Check each line of the entries for "this" and report the ones that have it.

[Collected data]
_ _ _ _ _ _ _
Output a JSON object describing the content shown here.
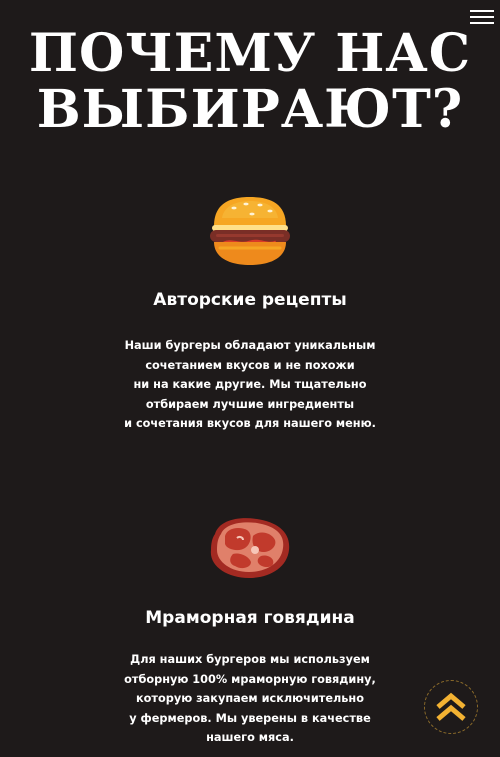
{
  "header": {
    "title_line1": "ПОЧЕМУ НАС",
    "title_line2": "ВЫБИРАЮТ?",
    "menu_icon": "hamburger-menu-icon"
  },
  "features": [
    {
      "icon": "burger-icon",
      "title": "Авторские рецепты",
      "lines": [
        "Наши бургеры обладают уникальным",
        "сочетанием вкусов и не похожи",
        "ни на какие другие. Мы тщательно",
        "отбираем лучшие ингредиенты",
        "и сочетания вкусов для нашего меню."
      ]
    },
    {
      "icon": "steak-icon",
      "title": "Мраморная говядина",
      "lines": [
        "Для наших бургеров мы используем",
        "отборную 100% мраморную говядину,",
        "которую закупаем исключительно",
        "у фермеров. Мы уверены в качестве",
        "нашего мяса."
      ]
    }
  ],
  "scroll_top": {
    "icon": "double-chevron-up-icon"
  },
  "colors": {
    "background": "#1e1a1a",
    "text": "#ffffff",
    "accent": "#f3b232"
  }
}
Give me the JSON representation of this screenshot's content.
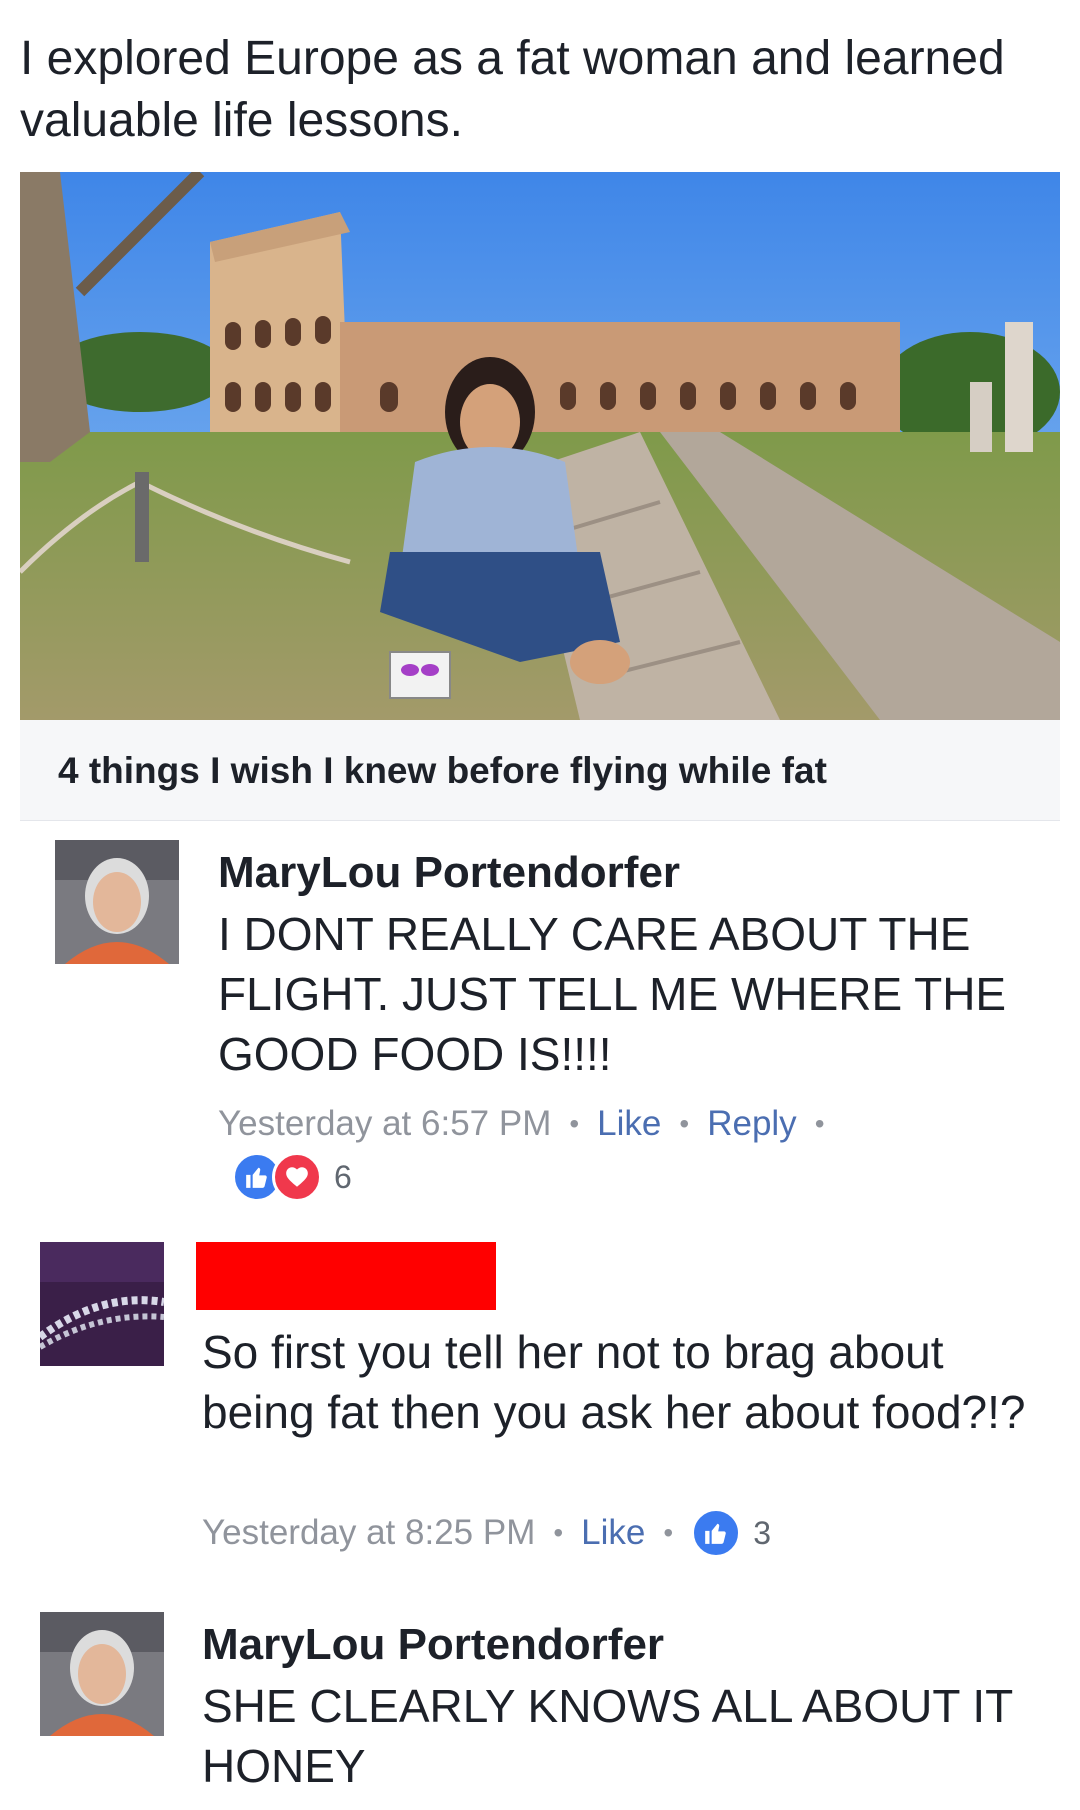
{
  "post": {
    "text": "I explored Europe as a fat woman and learned valuable life lessons.",
    "link_title": "4 things I wish I knew before flying while fat"
  },
  "comments": [
    {
      "author": "MaryLou Portendorfer",
      "text": "I DONT REALLY CARE ABOUT THE FLIGHT. JUST TELL ME WHERE THE GOOD FOOD IS!!!!",
      "time": "Yesterday at 6:57 PM",
      "like_label": "Like",
      "reply_label": "Reply",
      "reactions": [
        "like-icon",
        "love-icon"
      ],
      "reaction_count": "6"
    },
    {
      "author": "",
      "author_redacted": true,
      "text": "So first you tell her not to brag about being fat then you ask her about food?!?",
      "time": "Yesterday at 8:25 PM",
      "like_label": "Like",
      "reactions": [
        "like-icon"
      ],
      "reaction_count": "3"
    },
    {
      "author": "MaryLou Portendorfer",
      "text": "SHE CLEARLY KNOWS ALL ABOUT IT HONEY"
    }
  ],
  "colors": {
    "link_blue": "#4b6eb1",
    "meta_gray": "#90949c",
    "like_blue": "#3b7bf0",
    "love_red": "#f0384c",
    "redaction": "#ff0000"
  }
}
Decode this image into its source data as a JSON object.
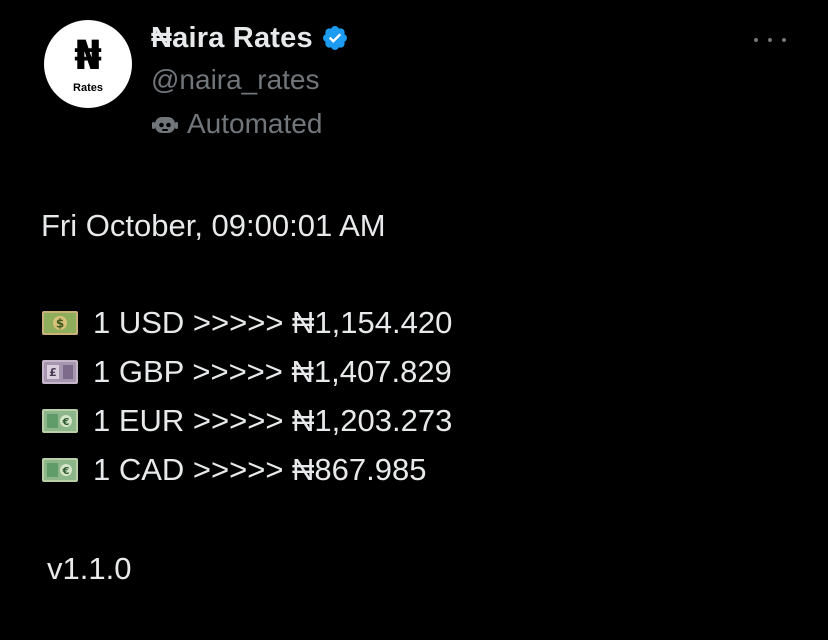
{
  "account": {
    "avatar_glyph": "₦",
    "avatar_caption": "Rates",
    "display_name": "₦aira Rates",
    "handle": "@naira_rates",
    "automated_label": "Automated"
  },
  "post": {
    "timestamp": "Fri October, 09:00:01 AM",
    "rates": [
      {
        "icon": "dollar-banknote-icon",
        "text": "1 USD >>>>> ₦1,154.420"
      },
      {
        "icon": "pound-banknote-icon",
        "text": "1 GBP >>>>> ₦1,407.829"
      },
      {
        "icon": "euro-banknote-icon",
        "text": "1 EUR >>>>> ₦1,203.273"
      },
      {
        "icon": "euro-banknote-icon",
        "text": "1 CAD >>>>> ₦867.985"
      }
    ],
    "version": "v1.1.0"
  },
  "colors": {
    "background": "#000000",
    "text_primary": "#e7e9ea",
    "text_secondary": "#71767b",
    "verified_blue": "#1d9bf0"
  }
}
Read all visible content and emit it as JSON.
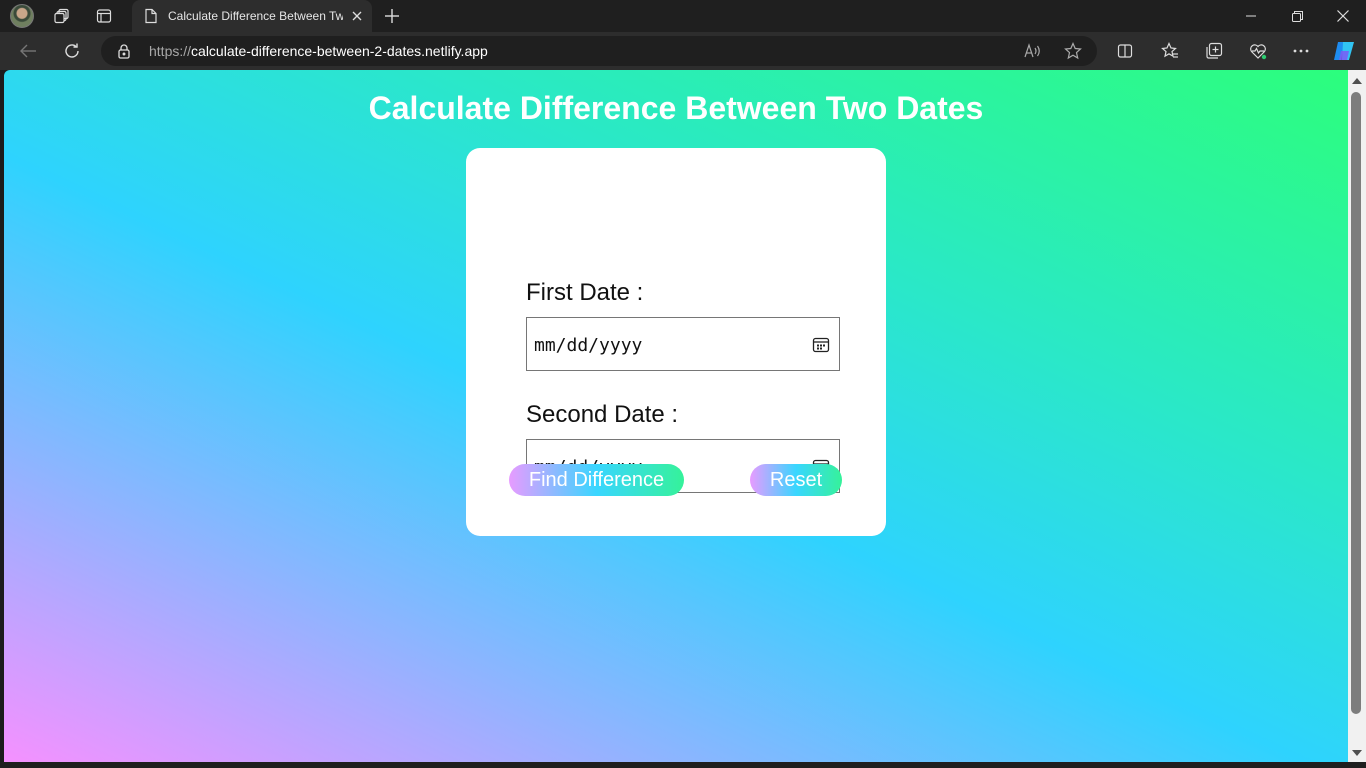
{
  "browser": {
    "tab_title": "Calculate Difference Between Two Dates",
    "url_scheme": "https://",
    "url_host": "calculate-difference-between-2-dates.netlify.app"
  },
  "page": {
    "title": "Calculate Difference Between Two Dates",
    "first_date_label": "First Date :",
    "first_date_value": "mm/dd/yyyy",
    "second_date_label": "Second Date :",
    "second_date_value": "mm/dd/yyyy",
    "find_button": "Find Difference",
    "reset_button": "Reset"
  },
  "colors": {
    "gradient": [
      "#f591ff",
      "#8cb5ff",
      "#2ed3fe",
      "#2ae8c8",
      "#2cfe7c"
    ],
    "button_gradient": [
      "#e79bff",
      "#39d6ff",
      "#35f29a"
    ]
  }
}
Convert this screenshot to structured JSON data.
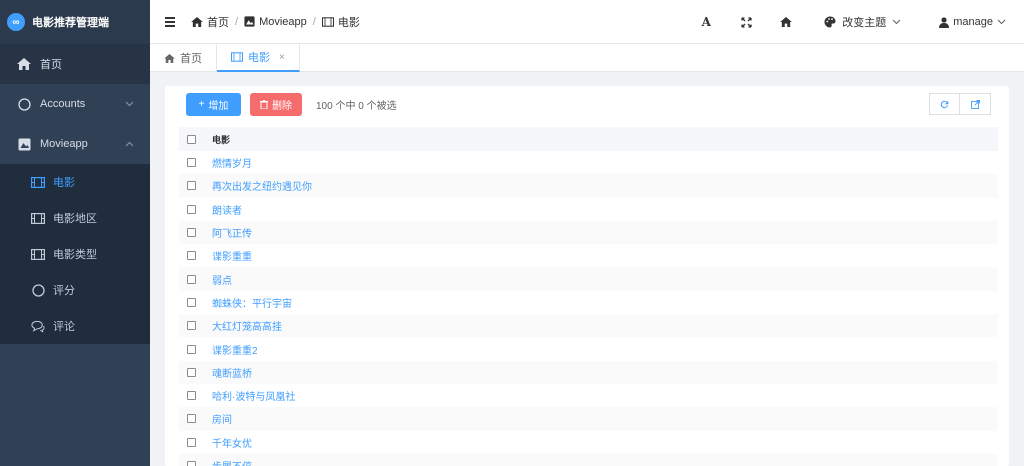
{
  "app": {
    "title": "电影推荐管理端",
    "logo_glyph": "∞"
  },
  "sidebar": {
    "home": "首页",
    "accounts": "Accounts",
    "movieapp": "Movieapp",
    "sub_items": [
      {
        "label": "电影",
        "icon": "film-icon"
      },
      {
        "label": "电影地区",
        "icon": "film-icon"
      },
      {
        "label": "电影类型",
        "icon": "film-icon"
      },
      {
        "label": "评分",
        "icon": "circle-icon"
      },
      {
        "label": "评论",
        "icon": "comment-icon"
      }
    ]
  },
  "header": {
    "breadcrumb": [
      "首页",
      "Movieapp",
      "电影"
    ],
    "font_glyph": "A",
    "theme_label": "改变主题",
    "user_label": "manage"
  },
  "tabs": [
    {
      "label": "首页"
    },
    {
      "label": "电影",
      "close": "×"
    }
  ],
  "toolbar": {
    "add_label": "增加",
    "delete_label": "删除",
    "selection_info": "100 个中 0 个被选"
  },
  "table": {
    "header": "电影",
    "rows": [
      "燃情岁月",
      "再次出发之纽约遇见你",
      "朗读者",
      "阿飞正传",
      "谍影重重",
      "弱点",
      "蜘蛛侠：平行宇宙",
      "大红灯笼高高挂",
      "谍影重重2",
      "魂断蓝桥",
      "哈利·波特与凤凰社",
      "房间",
      "千年女优",
      "步履不停"
    ]
  },
  "colors": {
    "accent": "#409eff",
    "danger": "#f56c6c",
    "sidebar_bg": "#304156"
  }
}
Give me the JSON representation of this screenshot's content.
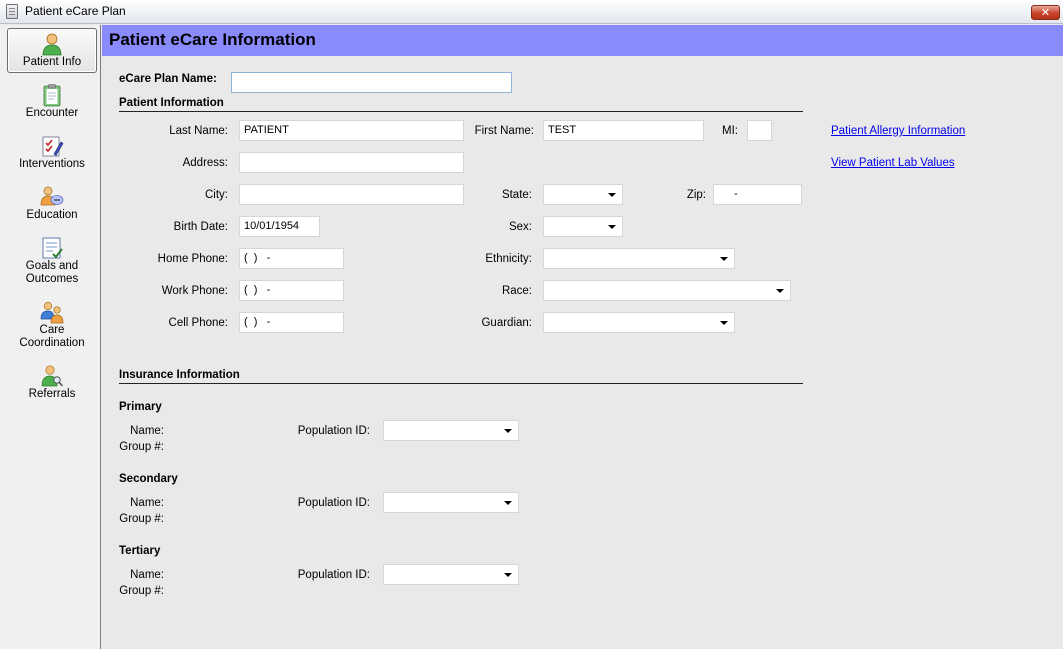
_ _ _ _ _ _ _
- _TASK RESPONSE_
Give me the JSON representation of this screenshot's content.
Decode this image into its source data as a JSON object.
Convert this screenshot to structured JSON data.
Give me the JSON representation of this screenshot's content.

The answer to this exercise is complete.